Again, it’s not something you will find yourself regularly combating, but it happens often enough to stick in the mind. And as touched upon earlier, PSVR actually tracks better than expected given it’s being done by just one camera.

The Experience

Ocean Descent
(PlayStation)

Where PSVR really shines though is the experiences and gaming opportunities it offers. Perhaps that shouldn’t be a surprise given that it can call upon the Sony PlayStation contacts book, but its the quality of the experiences that is truly the best thing about this system.

Things do feel more “gamey” than the Vive for example, but yet no less real. Both Ocean Descent and The London Heist, which are part of the VR Worlds game pack, are brilliant experiences as introductions to the power of VR.

Ocean Descent requires no controllers and is just a yardstick for how immersion into VR should be done. London Heist is a London gangster game in homage to PS2 classic The Getaway – it’s made by the same studio. The PS Move controllers are at their best here, seamlessly recreating the method of having to load a new ammo clip into a hand gun before you use it.

Battlezone is another launch title highlight. Few other VR titles use the virtual space so well and so colourfully, as you jump into a neon pixel art tank and enter a Tron-esque world to do battle. The cockpit alone is fascinating, but the multiplayer too is some of the best fun you will have using PSVR.

Battlezone
(PlayStation)

Batman Arkham VR however steals the show in many ways, predominately because it quite literally lets you “Be the Batman” like nothing ever before, tugging at a sense of nostalgia buried deep inside where your childhood dreams lie.

Batman Arkham VR
(PlayStation)

The game, though relatively short in game-time, is a great example of how titles can be reshaped and re-imagined for the virtual reality platform. This is the same world that we saw in the Arkham series of games – it looks just as good. In fact it looks better because you’re no longer just looking at it on a screen, you’re in it.

But, Arkham VR is not perfect. It is the most sensitive when it comes to headset and controller tracking – asking you to stand and using a seemingly tighter field of vision, which restricts movement a little more. A short readjustment though and you’re ready to go, and like a lot of the games currently on offer, you won’t need a second invitation to dive back in.
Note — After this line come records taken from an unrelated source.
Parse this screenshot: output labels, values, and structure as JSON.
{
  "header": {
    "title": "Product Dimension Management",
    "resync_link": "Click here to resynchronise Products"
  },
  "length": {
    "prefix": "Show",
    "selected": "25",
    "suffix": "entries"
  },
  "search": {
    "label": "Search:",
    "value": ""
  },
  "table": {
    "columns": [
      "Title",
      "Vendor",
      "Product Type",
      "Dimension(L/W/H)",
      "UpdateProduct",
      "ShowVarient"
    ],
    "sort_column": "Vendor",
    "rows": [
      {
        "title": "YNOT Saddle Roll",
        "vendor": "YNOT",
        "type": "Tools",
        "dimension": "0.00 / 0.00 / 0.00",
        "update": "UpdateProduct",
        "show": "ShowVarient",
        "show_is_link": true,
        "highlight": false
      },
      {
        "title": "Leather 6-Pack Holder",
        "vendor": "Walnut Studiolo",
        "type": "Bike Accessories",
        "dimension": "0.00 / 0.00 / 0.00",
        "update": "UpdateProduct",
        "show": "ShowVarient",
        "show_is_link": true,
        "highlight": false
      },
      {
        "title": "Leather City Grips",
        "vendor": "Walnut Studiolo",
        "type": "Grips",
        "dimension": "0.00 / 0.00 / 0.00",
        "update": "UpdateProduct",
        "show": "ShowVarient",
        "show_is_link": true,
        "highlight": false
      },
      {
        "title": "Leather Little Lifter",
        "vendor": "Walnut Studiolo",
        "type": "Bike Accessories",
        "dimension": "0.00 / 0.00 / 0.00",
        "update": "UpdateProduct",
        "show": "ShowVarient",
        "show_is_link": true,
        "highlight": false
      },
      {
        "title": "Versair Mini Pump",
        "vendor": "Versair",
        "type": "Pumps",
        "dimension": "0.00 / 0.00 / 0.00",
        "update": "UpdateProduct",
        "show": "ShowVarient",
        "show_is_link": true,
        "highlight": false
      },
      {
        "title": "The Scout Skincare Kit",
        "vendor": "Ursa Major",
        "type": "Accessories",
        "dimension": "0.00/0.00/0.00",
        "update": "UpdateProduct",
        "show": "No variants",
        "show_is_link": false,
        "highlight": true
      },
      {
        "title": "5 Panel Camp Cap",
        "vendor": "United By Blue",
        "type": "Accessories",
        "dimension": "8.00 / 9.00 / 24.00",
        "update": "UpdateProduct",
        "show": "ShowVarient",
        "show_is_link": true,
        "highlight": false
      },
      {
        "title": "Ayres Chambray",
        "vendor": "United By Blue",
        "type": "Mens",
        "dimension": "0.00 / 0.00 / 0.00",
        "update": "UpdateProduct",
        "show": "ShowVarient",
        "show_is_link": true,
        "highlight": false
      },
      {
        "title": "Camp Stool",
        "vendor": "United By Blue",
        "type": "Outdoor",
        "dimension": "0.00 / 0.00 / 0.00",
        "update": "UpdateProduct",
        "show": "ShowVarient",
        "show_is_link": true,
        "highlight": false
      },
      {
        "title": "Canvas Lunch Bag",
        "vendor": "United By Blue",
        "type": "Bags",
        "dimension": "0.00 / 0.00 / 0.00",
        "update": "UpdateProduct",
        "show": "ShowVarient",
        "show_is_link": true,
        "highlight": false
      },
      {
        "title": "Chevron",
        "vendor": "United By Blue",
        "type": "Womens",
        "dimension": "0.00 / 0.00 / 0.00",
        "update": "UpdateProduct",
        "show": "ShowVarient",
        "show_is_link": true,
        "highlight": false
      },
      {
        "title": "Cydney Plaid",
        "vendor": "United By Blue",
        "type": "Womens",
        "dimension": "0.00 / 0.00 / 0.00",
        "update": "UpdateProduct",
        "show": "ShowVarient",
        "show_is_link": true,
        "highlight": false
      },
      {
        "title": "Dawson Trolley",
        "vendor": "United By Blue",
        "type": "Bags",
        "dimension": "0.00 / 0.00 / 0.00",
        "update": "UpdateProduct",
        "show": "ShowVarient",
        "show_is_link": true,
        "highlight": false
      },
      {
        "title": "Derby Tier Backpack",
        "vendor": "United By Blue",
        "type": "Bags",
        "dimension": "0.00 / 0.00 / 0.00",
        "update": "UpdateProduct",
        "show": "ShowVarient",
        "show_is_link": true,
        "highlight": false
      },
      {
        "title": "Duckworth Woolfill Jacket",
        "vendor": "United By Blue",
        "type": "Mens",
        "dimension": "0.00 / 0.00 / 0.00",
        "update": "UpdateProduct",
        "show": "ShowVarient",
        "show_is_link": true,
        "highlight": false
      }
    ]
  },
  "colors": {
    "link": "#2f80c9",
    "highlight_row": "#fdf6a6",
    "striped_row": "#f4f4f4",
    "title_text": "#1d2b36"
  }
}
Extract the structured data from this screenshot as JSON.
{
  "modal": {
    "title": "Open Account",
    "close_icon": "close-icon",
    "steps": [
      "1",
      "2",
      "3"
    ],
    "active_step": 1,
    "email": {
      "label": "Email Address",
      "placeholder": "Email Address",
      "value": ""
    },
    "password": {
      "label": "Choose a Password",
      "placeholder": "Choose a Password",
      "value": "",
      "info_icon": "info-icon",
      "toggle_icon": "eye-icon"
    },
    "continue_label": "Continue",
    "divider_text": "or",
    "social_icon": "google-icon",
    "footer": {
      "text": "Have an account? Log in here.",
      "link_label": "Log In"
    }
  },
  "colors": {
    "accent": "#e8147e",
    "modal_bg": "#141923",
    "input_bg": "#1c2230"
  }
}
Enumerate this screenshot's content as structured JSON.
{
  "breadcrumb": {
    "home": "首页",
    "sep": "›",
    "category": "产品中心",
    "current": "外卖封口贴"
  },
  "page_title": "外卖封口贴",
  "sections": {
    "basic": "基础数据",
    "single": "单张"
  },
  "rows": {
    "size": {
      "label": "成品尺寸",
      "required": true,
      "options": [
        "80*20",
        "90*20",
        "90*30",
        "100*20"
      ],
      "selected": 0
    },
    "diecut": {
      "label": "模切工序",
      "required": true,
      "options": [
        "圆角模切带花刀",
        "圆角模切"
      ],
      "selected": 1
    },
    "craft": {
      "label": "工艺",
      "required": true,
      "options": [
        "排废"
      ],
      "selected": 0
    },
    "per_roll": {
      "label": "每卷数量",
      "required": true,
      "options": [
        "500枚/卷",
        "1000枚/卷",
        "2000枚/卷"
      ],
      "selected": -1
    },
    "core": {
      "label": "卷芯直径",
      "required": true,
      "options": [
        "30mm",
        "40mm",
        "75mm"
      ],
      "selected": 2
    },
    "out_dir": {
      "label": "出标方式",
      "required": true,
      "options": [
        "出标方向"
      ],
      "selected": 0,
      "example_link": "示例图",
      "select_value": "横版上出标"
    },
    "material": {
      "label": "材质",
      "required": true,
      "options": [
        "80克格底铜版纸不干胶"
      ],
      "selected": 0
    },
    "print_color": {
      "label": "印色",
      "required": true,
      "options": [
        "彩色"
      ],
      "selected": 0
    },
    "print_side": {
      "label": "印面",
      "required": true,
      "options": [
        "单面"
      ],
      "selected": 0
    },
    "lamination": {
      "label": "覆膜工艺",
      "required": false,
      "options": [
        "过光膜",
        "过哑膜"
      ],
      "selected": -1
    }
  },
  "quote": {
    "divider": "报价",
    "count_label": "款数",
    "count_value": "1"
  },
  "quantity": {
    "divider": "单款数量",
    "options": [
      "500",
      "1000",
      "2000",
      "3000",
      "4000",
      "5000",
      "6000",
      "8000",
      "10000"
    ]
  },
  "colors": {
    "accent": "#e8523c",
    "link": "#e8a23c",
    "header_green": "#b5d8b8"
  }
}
Verdict

PSVR
(AP)

Virtual reality is still far from perfect, of that there is no doubt. However PlayStation VR stands out because as an overall package of price, opportunities and ease of set-up it may just be the best we’ve seen so far.

The headset still needs work and the bleeding of the outside world into the line of sight does detract from your fun and immersion at times, but not anywhere near enough to stop you playing.

EVE: Valkyrie
(PlayStation)

Based on what is available now game-wise – Battlezone, EVE: Valkyrie, Batman Arkham VR and so on – and what we know is coming, a full Resident Evil and Star Wars Battlefront to name two – this is a platform that will keep you constantly entertained.

PlayStation VR then is the moment virtual reality shifted from its position as a premium toy for those only with big disposable income or as a one-off experience, to a genuine part of your home entertainment system; one that you’ll find easy to come back to on a whim, whenever you like.

It’s high-end virtual reality for the masses, and that is something to be excited about.